Stored data entries:
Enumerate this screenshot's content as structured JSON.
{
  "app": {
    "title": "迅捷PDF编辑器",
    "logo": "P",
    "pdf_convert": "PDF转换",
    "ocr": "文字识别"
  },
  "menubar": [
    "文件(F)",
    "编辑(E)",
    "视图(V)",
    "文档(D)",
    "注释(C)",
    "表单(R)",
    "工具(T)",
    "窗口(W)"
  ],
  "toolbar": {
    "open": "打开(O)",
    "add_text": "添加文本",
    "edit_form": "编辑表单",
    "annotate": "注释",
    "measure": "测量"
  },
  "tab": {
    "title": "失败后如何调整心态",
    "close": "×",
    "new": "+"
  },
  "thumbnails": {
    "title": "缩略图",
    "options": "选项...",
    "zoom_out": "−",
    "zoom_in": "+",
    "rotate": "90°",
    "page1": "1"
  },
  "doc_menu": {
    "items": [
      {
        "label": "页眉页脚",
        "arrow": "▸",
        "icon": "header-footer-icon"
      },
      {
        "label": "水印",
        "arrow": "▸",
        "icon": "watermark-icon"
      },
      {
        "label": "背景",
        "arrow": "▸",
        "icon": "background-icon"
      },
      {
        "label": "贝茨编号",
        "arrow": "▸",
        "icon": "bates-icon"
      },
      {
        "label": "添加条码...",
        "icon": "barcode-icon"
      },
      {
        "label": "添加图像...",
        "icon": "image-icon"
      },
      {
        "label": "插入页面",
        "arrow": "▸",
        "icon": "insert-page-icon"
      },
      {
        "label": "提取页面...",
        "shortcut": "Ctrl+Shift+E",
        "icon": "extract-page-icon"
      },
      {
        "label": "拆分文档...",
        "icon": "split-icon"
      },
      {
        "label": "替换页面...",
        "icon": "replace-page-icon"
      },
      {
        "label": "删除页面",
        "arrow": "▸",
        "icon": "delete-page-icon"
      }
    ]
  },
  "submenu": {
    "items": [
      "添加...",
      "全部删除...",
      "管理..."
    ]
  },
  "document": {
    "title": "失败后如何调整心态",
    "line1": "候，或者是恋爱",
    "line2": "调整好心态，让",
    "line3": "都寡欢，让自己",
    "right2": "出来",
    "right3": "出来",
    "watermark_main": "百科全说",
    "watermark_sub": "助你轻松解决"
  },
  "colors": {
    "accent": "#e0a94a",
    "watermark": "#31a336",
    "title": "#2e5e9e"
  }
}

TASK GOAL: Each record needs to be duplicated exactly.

YOUR SOLUTION:
Enumerate this screenshot's content as structured JSON.
{
  "app": {
    "title": "迅捷PDF编辑器",
    "logo": "P",
    "pdf_convert": "PDF转换",
    "ocr": "文字识别"
  },
  "menubar": [
    "文件(F)",
    "编辑(E)",
    "视图(V)",
    "文档(D)",
    "注释(C)",
    "表单(R)",
    "工具(T)",
    "窗口(W)"
  ],
  "toolbar": {
    "open": "打开(O)",
    "add_text": "添加文本",
    "edit_form": "编辑表单",
    "annotate": "注释",
    "measure": "测量"
  },
  "tab": {
    "title": "失败后如何调整心态",
    "close": "×",
    "new": "+"
  },
  "thumbnails": {
    "title": "缩略图",
    "options": "选项...",
    "zoom_out": "−",
    "zoom_in": "+",
    "rotate": "90°",
    "page1": "1"
  },
  "doc_menu": {
    "items": [
      {
        "label": "页眉页脚",
        "arrow": "▸",
        "icon": "header-footer-icon"
      },
      {
        "label": "水印",
        "arrow": "▸",
        "icon": "watermark-icon"
      },
      {
        "label": "背景",
        "arrow": "▸",
        "icon": "background-icon"
      },
      {
        "label": "贝茨编号",
        "arrow": "▸",
        "icon": "bates-icon"
      },
      {
        "label": "添加条码...",
        "icon": "barcode-icon"
      },
      {
        "label": "添加图像...",
        "icon": "image-icon"
      },
      {
        "label": "插入页面",
        "arrow": "▸",
        "icon": "insert-page-icon"
      },
      {
        "label": "提取页面...",
        "shortcut": "Ctrl+Shift+E",
        "icon": "extract-page-icon"
      },
      {
        "label": "拆分文档...",
        "icon": "split-icon"
      },
      {
        "label": "替换页面...",
        "icon": "replace-page-icon"
      },
      {
        "label": "删除页面",
        "arrow": "▸",
        "icon": "delete-page-icon"
      }
    ]
  },
  "submenu": {
    "items": [
      "添加...",
      "全部删除...",
      "管理..."
    ]
  },
  "document": {
    "title": "失败后如何调整心态",
    "line1": "候，或者是恋爱",
    "line2": "调整好心态，让",
    "line3": "都寡欢，让自己",
    "right2": "出来",
    "right3": "出来",
    "watermark_main": "百科全说",
    "watermark_sub": "助你轻松解决"
  },
  "colors": {
    "accent": "#e0a94a",
    "watermark": "#31a336",
    "title": "#2e5e9e"
  }
}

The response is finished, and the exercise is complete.